> [WORK ITEM]:
Whenever a line below holds the word "subtitle", count it once; report the total and nothing else.

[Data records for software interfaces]

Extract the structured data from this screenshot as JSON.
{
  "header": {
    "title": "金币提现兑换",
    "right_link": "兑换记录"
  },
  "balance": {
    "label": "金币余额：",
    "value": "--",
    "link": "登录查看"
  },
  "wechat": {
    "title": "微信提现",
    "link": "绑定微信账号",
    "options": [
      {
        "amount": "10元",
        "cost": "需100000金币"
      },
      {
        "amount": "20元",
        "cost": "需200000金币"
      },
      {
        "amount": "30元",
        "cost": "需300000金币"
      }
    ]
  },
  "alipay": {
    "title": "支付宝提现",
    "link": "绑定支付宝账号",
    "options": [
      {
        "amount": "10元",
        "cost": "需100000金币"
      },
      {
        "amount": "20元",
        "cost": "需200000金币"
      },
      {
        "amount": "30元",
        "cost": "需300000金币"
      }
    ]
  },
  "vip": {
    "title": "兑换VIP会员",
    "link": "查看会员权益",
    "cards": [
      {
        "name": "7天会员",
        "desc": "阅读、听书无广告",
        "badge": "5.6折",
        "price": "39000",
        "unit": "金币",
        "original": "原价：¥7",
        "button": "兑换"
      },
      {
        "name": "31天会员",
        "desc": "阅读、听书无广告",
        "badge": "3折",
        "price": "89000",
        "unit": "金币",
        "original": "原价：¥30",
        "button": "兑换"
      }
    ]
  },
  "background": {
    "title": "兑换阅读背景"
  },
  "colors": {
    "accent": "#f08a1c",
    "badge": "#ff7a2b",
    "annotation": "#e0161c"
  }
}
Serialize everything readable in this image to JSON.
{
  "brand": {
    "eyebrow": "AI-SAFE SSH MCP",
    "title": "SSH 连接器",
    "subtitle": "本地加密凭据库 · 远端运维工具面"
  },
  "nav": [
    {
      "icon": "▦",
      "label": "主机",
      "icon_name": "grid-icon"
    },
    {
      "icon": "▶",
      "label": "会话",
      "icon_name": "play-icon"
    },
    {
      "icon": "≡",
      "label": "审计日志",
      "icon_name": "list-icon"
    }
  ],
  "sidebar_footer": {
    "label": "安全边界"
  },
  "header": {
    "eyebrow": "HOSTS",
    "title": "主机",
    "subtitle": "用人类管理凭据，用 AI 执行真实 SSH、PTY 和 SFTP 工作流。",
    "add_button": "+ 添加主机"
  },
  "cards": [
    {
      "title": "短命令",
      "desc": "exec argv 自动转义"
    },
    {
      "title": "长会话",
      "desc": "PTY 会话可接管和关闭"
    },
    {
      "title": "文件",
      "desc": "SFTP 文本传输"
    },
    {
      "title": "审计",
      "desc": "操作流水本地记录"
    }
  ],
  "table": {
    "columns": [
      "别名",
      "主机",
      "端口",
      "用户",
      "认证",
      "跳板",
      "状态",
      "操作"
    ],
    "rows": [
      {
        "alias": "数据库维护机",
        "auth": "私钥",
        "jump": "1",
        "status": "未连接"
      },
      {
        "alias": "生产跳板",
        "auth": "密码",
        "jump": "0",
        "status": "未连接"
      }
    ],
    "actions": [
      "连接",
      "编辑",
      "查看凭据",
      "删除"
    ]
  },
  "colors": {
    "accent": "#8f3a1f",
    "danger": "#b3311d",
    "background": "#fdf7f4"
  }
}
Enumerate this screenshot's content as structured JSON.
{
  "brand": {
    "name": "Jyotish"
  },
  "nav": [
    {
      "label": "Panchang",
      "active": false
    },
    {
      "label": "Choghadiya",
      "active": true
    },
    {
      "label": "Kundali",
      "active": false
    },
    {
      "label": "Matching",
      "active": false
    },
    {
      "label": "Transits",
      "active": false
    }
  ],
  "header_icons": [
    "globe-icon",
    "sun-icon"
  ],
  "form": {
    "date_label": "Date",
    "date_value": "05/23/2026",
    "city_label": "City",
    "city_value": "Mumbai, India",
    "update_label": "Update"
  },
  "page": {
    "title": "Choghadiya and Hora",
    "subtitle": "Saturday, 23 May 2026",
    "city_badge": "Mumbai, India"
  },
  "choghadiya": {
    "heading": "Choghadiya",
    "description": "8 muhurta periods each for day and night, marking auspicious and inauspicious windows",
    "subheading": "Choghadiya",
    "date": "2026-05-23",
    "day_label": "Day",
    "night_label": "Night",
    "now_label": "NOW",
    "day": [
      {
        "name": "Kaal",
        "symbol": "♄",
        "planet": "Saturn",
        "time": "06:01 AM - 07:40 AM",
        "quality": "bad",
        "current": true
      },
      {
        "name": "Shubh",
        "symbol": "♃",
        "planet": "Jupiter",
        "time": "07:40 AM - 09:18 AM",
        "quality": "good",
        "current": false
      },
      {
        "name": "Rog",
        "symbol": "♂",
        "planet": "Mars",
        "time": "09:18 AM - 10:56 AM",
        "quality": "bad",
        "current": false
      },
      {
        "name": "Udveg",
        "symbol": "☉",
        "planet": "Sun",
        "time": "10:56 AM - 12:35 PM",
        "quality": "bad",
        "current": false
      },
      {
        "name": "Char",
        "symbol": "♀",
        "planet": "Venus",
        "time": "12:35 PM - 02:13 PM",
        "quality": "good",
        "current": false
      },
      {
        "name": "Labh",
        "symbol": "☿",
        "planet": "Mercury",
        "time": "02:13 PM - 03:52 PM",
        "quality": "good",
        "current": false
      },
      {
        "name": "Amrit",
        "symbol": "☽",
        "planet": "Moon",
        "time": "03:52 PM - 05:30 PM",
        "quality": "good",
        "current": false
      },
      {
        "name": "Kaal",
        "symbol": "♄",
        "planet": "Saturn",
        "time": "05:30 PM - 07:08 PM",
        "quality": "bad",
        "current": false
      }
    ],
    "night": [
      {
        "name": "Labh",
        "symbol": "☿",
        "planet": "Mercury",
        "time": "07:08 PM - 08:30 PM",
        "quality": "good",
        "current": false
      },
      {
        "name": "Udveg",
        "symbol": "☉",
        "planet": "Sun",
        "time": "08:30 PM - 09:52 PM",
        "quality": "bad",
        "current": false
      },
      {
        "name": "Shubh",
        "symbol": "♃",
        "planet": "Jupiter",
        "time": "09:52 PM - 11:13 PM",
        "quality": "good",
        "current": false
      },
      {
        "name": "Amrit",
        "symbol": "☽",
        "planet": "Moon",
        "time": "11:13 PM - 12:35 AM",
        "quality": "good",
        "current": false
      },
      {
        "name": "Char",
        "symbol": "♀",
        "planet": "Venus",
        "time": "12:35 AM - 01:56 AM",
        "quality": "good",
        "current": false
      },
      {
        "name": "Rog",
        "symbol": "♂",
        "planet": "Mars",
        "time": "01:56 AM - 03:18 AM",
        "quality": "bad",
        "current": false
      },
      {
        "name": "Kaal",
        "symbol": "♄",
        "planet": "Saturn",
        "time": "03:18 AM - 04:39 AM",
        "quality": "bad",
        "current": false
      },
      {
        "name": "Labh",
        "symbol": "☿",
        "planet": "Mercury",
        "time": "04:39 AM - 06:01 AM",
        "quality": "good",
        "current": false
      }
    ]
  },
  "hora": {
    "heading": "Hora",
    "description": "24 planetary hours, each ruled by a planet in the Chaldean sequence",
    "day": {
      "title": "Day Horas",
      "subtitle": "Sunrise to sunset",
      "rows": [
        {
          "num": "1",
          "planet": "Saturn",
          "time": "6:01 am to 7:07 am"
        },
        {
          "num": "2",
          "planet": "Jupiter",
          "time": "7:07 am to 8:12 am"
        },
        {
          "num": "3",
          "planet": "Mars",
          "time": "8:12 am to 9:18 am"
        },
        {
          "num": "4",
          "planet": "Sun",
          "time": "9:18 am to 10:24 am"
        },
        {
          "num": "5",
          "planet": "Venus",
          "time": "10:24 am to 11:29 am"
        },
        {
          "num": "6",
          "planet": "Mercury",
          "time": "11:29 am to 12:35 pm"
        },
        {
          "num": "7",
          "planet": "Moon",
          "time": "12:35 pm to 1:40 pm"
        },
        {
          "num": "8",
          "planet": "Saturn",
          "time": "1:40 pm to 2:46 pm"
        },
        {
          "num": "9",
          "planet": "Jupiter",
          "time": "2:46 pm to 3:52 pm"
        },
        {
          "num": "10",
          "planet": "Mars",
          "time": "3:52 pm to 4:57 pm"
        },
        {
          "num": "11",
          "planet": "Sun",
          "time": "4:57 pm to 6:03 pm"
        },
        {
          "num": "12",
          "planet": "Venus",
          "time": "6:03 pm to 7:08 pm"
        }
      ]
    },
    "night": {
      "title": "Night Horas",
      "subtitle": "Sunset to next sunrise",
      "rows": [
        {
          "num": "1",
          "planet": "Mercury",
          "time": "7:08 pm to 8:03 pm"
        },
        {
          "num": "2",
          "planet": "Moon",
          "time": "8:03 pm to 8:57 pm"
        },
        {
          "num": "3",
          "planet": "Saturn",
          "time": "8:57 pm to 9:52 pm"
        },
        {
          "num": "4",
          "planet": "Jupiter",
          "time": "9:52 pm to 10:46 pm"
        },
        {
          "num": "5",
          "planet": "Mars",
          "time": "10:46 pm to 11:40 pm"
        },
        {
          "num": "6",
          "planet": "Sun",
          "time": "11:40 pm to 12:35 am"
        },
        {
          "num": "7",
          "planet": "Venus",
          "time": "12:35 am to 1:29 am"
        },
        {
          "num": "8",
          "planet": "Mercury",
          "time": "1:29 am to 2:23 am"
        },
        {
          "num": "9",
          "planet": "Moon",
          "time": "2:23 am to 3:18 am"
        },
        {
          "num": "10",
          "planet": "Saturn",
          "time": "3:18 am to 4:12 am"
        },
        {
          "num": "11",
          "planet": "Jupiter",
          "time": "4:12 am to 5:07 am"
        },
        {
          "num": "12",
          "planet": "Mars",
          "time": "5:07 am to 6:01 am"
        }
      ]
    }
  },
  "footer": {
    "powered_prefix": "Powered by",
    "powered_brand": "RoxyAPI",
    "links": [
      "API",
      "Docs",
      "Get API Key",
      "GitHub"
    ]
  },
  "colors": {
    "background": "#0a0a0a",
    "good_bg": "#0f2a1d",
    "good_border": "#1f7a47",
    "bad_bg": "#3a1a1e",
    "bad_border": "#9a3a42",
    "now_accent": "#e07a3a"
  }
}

> [RESPONSE]:
5